The "Overture" project looks like a Concorde 2.0.

Aerion: Powered by bio-fuel and gentle on the ears

Another U.S.-based company with ambitious plans for civilian supersonic flight is Aerion Corporation. Headquartered in Reno, Nevada, the aircraft manufacturer not only wants to exceed the speed of sound with its AS2 but also aims for CO2-neutral operation. The planned model is expected to be ready for flight by 2024 and will be used for business travel. Equipped with an engine from General Electric, it is designed to reach a speed of Mach 1.4 and a range of up to 9,260 km. To achieve CO2-neutral flights, Aerion Corporation wants to use the synthetic paraffinic kerosene fuel (SPK) from its partner Carbon Engineering. And Aerion’s ambitions go even further: The airplane manufacturer also aims to solve the problem of the sonic boom, namely with the “Mach cut-off” principle. But what actually causes a sonic boom?

Short digression into physics: How is a sonic boom created?

The principle behind a sonic boom is simple: Starting at around 1,100 km/h, an aircraft reaches the speed at which soundwaves travel in the air. At that point, since the sounds generated by the plane itself can no longer flow past the equally fast plane in all directions, they accumulate in front of the machine and create a “wall of sound” that is actually a high-pressure area. This shock wave is initially disk-shaped, creating a spectacular optical “cloud disk effect”. But if the aircraft exceeds Mach 1, it overtakes the shock wave, which now forms a “Mach cone.” At the tip of this cone, the sound compresses into an extremely loud bang: the sonic boom.

Currently prohibited: Supersonic flights over mainland

Back to Aerion and the “Mach cut-off,” the physical qualities of which have also been researched by NASA for years.
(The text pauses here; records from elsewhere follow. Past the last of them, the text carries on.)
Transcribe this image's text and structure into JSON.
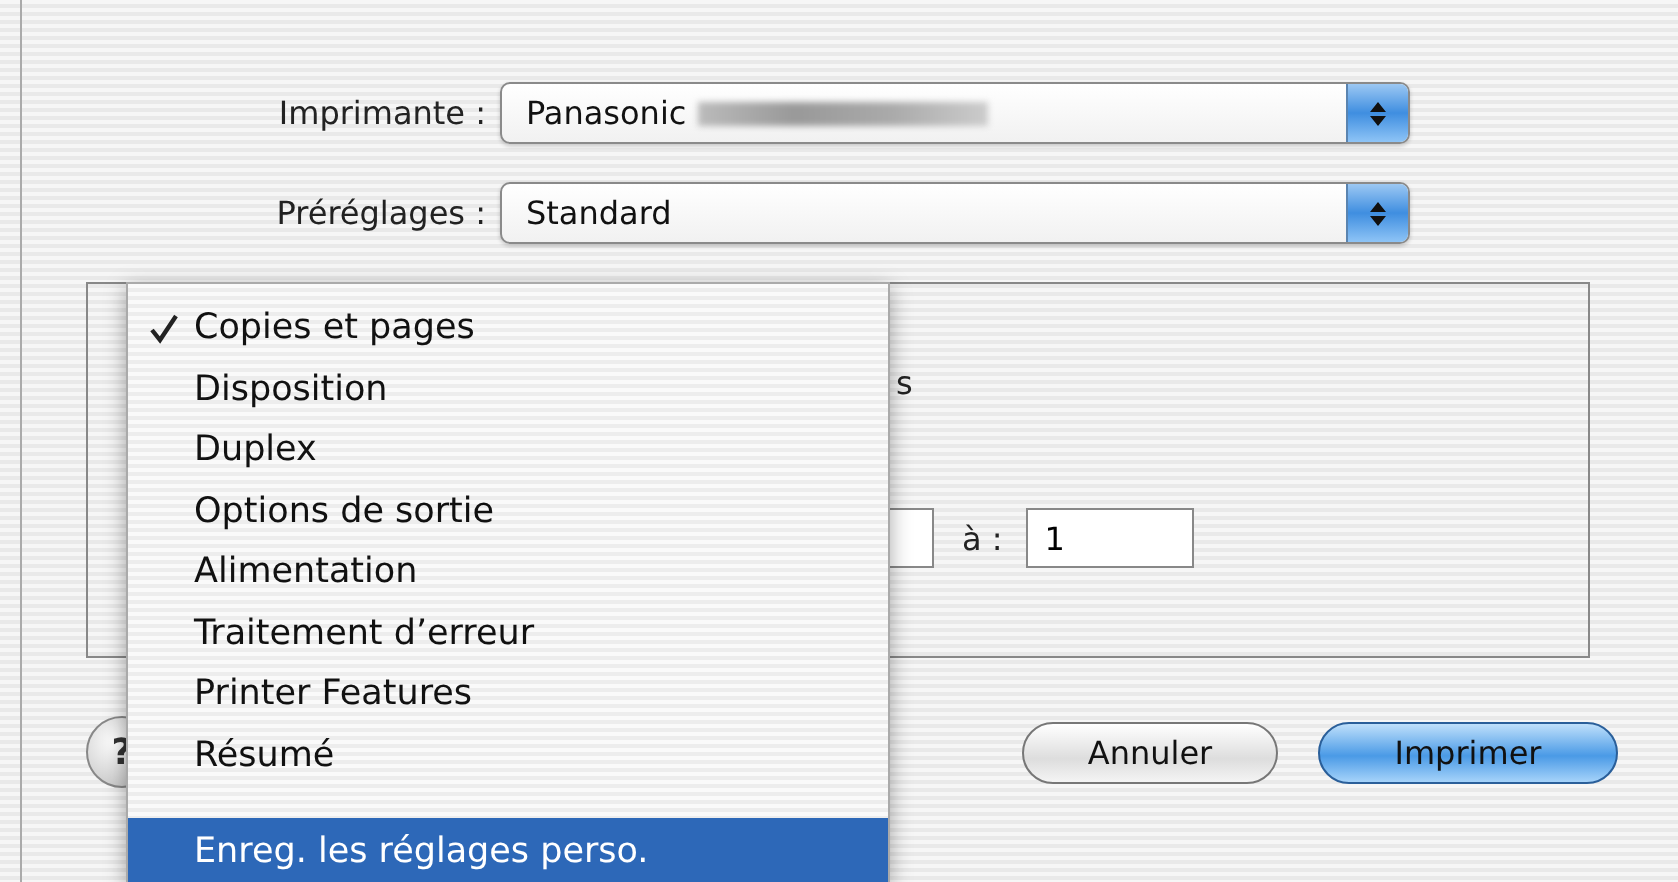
{
  "printer": {
    "label": "Imprimante :",
    "value": "Panasonic"
  },
  "presets": {
    "label": "Préréglages :",
    "value": "Standard"
  },
  "panel": {
    "column_1_tail": "s",
    "to_label": "à :",
    "to": "1"
  },
  "help": "?",
  "buttons": {
    "cancel": "Annuler",
    "print": "Imprimer"
  },
  "menu": {
    "items": [
      {
        "kind": "item",
        "label": "Copies et pages",
        "checked": true,
        "selected": false
      },
      {
        "kind": "item",
        "label": "Disposition",
        "checked": false,
        "selected": false
      },
      {
        "kind": "item",
        "label": "Duplex",
        "checked": false,
        "selected": false
      },
      {
        "kind": "item",
        "label": "Options de sortie",
        "checked": false,
        "selected": false
      },
      {
        "kind": "item",
        "label": "Alimentation",
        "checked": false,
        "selected": false
      },
      {
        "kind": "item",
        "label": "Traitement d’erreur",
        "checked": false,
        "selected": false
      },
      {
        "kind": "item",
        "label": "Printer Features",
        "checked": false,
        "selected": false
      },
      {
        "kind": "item",
        "label": "Résumé",
        "checked": false,
        "selected": false
      },
      {
        "kind": "separator"
      },
      {
        "kind": "item",
        "label": "Enreg. les réglages perso.",
        "checked": false,
        "selected": true
      }
    ]
  }
}
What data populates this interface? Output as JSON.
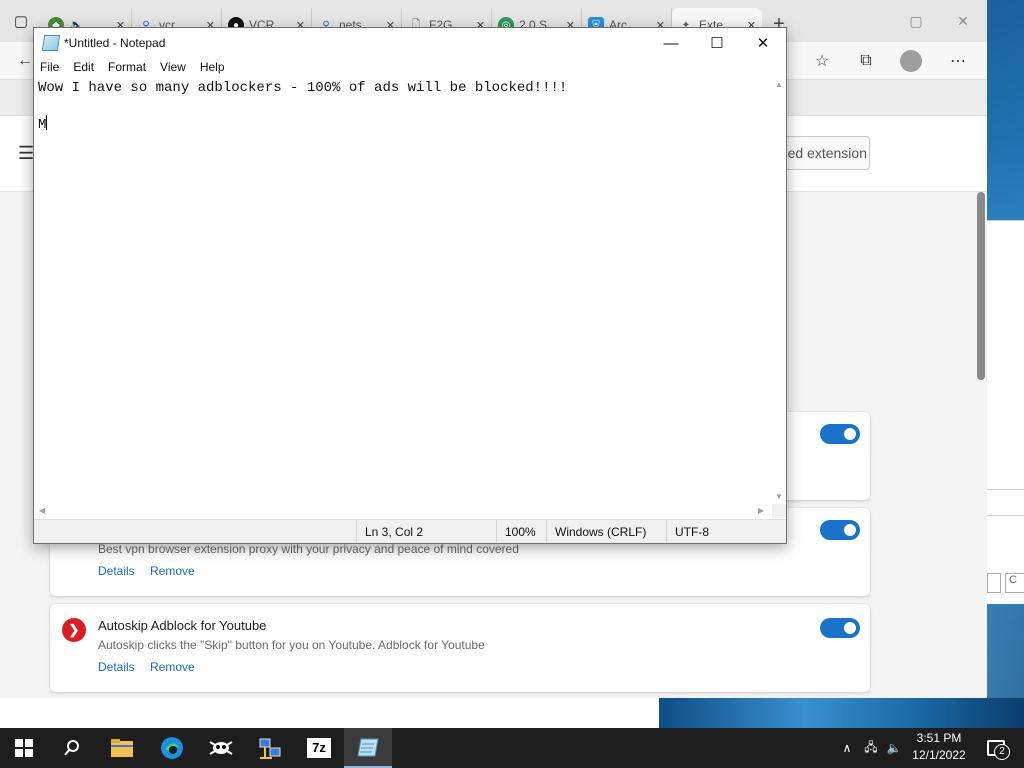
{
  "browser": {
    "tabs": [
      {
        "label": "",
        "icon": "browser-tab-icon"
      },
      {
        "label": "vcr",
        "icon": "search-icon"
      },
      {
        "label": "VCR",
        "icon": "app-icon"
      },
      {
        "label": "nets",
        "icon": "search-icon"
      },
      {
        "label": "F2G",
        "icon": "document-icon"
      },
      {
        "label": "2.0 S",
        "icon": "globe-icon"
      },
      {
        "label": "Arc",
        "icon": "shield-icon"
      },
      {
        "label": "Exte",
        "icon": "puzzle-icon"
      }
    ],
    "load_unpacked_label": "lled extension",
    "extensions": [
      {
        "name": "",
        "description": "Best vpn browser extension proxy with your privacy and peace of mind covered",
        "details": "Details",
        "remove": "Remove",
        "enabled": true
      },
      {
        "name": "Autoskip Adblock for Youtube",
        "description": "Autoskip clicks the \"Skip\" button for you on Youtube. Adblock for Youtube",
        "details": "Details",
        "remove": "Remove",
        "enabled": true
      }
    ]
  },
  "notepad": {
    "title": "*Untitled - Notepad",
    "menu": [
      "File",
      "Edit",
      "Format",
      "View",
      "Help"
    ],
    "lines": [
      "Wow I have so many adblockers - 100% of ads will be blocked!!!!",
      "",
      "M"
    ],
    "status": {
      "position": "Ln 3, Col 2",
      "zoom": "100%",
      "line_ending": "Windows (CRLF)",
      "encoding": "UTF-8"
    }
  },
  "taskbar": {
    "apps": [
      "start",
      "search",
      "file-explorer",
      "edge",
      "app-2",
      "network-app",
      "7zip",
      "notepad"
    ],
    "app_7z_label": "7z",
    "clock_time": "3:51 PM",
    "clock_date": "12/1/2022",
    "notification_count": "2"
  },
  "colors": {
    "accent": "#1a73c8",
    "link": "#1b6dbf",
    "taskbar": "#1e1e1e"
  }
}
The underlying principle: If the machine is moving just barely faster than the speed of sound and at a sufficient height above the Earth, there will still be a boom, but it won’t be heard all the way on the ground. If this principle could be implemented successfully, this would also enable supersonic flights over the mainland, which are currently prohibited due to the sonic boom. However, this would require precise knowledge of parameters such as temperature, wind conditions and the respective ambient pressure, which requires a complex sensor system in the machine.
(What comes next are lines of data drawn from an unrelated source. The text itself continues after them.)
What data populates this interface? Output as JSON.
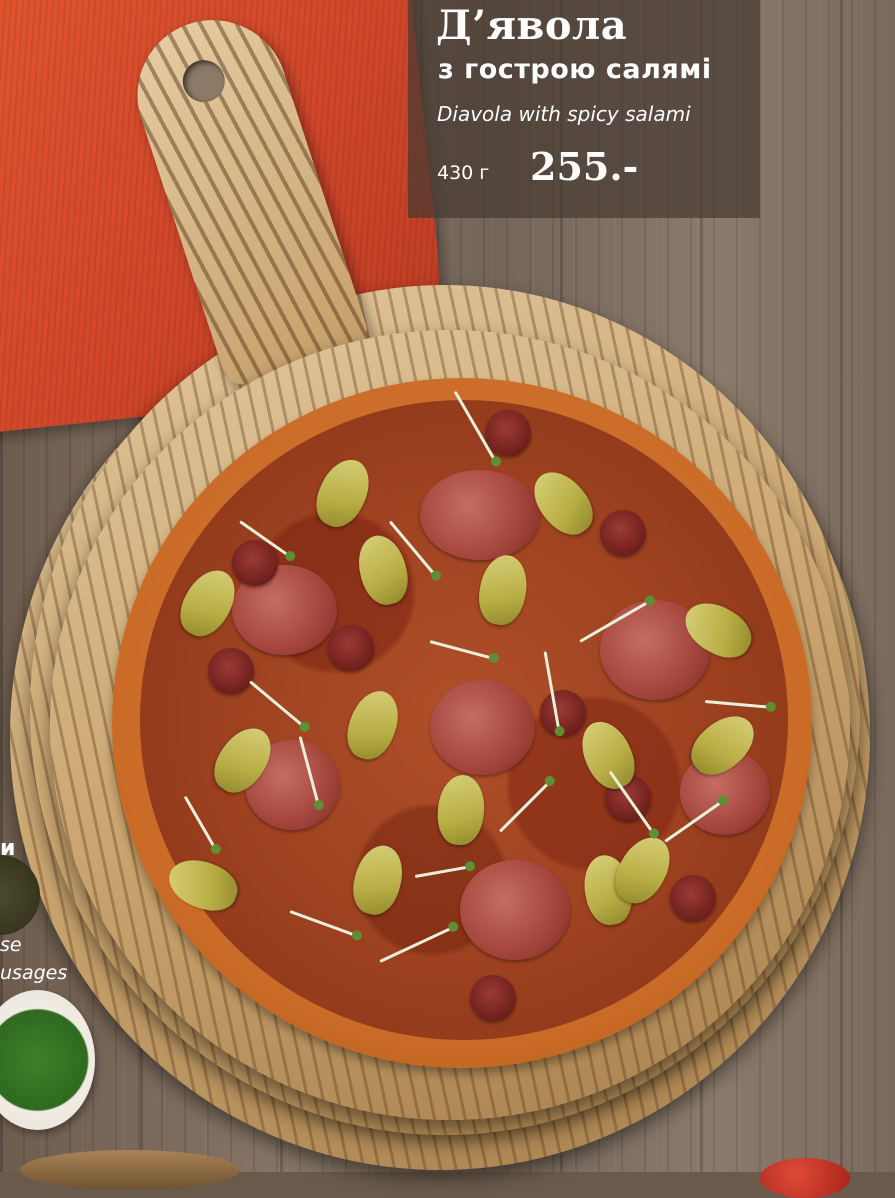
{
  "menu_item": {
    "title": "Д’явола",
    "subtitle": "з гострою салямі",
    "english_name": "Diavola with spicy salami",
    "weight": "430 г",
    "price": "255.-"
  },
  "edge_text": {
    "heading": "и",
    "line1": "se",
    "line2": "usages"
  },
  "colors": {
    "panel_bg": "#463a32",
    "text": "#ffffff",
    "napkin": "#d2472a"
  }
}
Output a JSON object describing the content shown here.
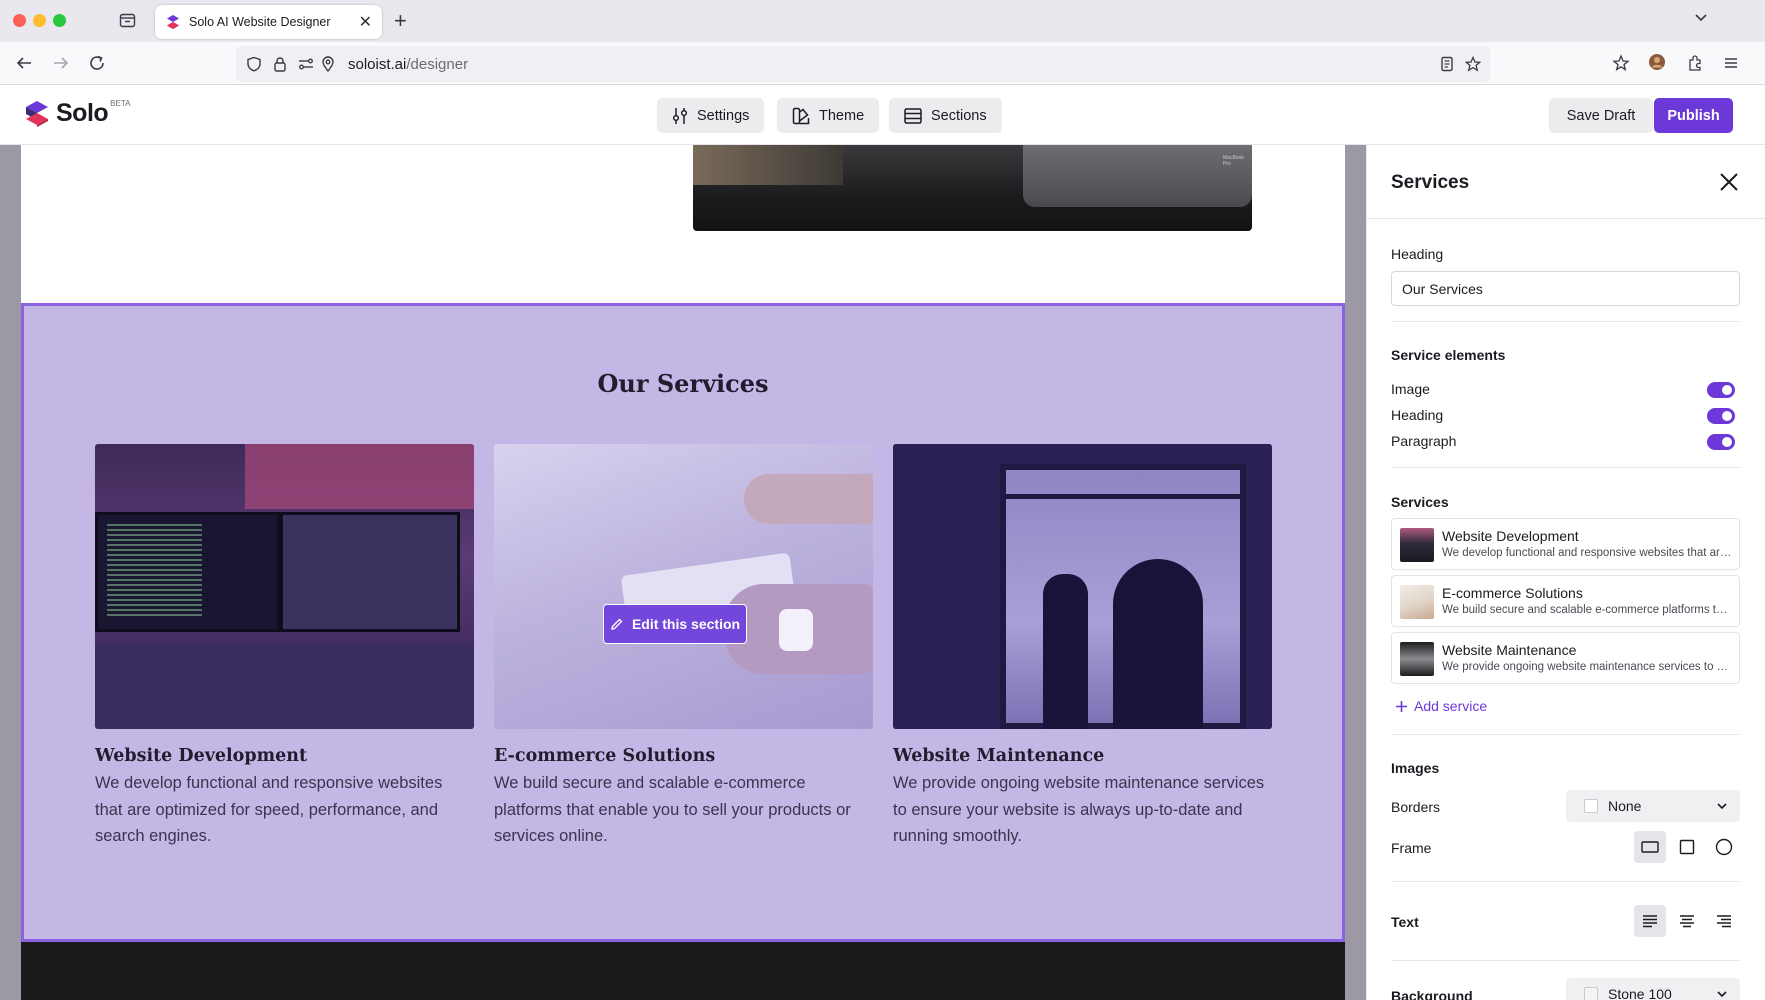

The AS2: "quiet and environmentally friendly"

NASA is also researching quiet alternatives

In December 2020, NASA also announced new progress on the plans for the X-59 QueSST (for “Quiet Supersonic Transport”), which they commissioned from Lockheed Martin. This is an experimental aircraft that is designed to reach only 75 decibels even at a supersonic speed of 1,510 km/h or Mach 1.42, roughly corresponding to the traffic noise on a well-traveled road. Following the model’s approval for final assembly in December 2019, the initial flight of this quiet supersonic aircraft is expected in 2022. The aerospace agency is planning to let the X-59 fly over selected communities in 2024 and will then conduct surveys to evaluate public perceptions of the noise pollution. The data from these tests will be shared with regulators in the USA and worldwide in order to potentially pave the way for future supersonic flights over land.

Time is money: Attractive options for business travelers
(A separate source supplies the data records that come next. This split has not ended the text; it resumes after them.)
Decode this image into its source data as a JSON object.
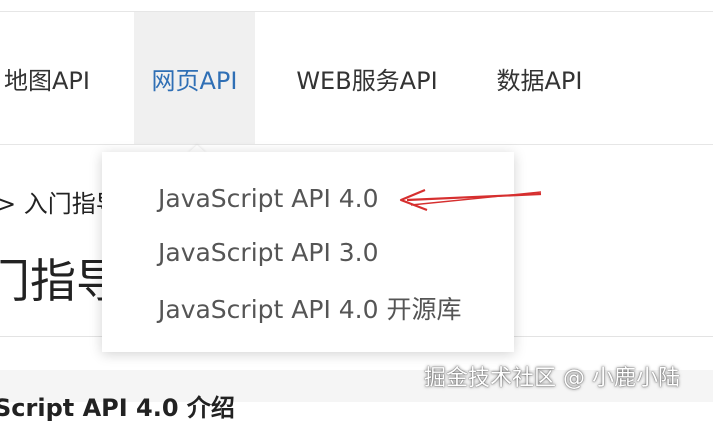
{
  "nav": {
    "items": [
      {
        "label": "地图API"
      },
      {
        "label": "网页API",
        "active": true
      },
      {
        "label": "WEB服务API"
      },
      {
        "label": "数据API"
      }
    ],
    "active_color": "#2f6fb5"
  },
  "breadcrumb": {
    "text": "> 入门指导"
  },
  "page_title": {
    "text": "门指导"
  },
  "section": {
    "heading": "Script API 4.0 介绍"
  },
  "dropdown": {
    "items": [
      {
        "label": "JavaScript API 4.0"
      },
      {
        "label": "JavaScript API 3.0"
      },
      {
        "label": "JavaScript API 4.0 开源库"
      }
    ]
  },
  "annotation": {
    "arrow_color": "#d62f2f"
  },
  "watermark": {
    "text": "掘金技术社区 @ 小鹿小陆"
  }
}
The main target group for both Boom and Aerion in the near future is that of business travelers who won’t shy away from higher costs as long as they can save travel time. The Boom founder Blake Scholl can currently imagine 500 possible routes for this target group. The Overture could reduce the flight duration from London to New York from seven hours to three hours and 15 minutes, for example; it could travel from San Francisco to Tokyo in five-and-a-half hours instead of eleven and a flight from Los Angeles to Sydney might only take seven instead of 15 hours. Even if current research projects are focusing on passenger transport, an application for highly urgent freight shipments might also be not be too far off. While the fuel and cost efficiency will certainly still need to be refined for the next few years, we continue to watch the rapid development of these design and engineering marvels with wonder and excitement.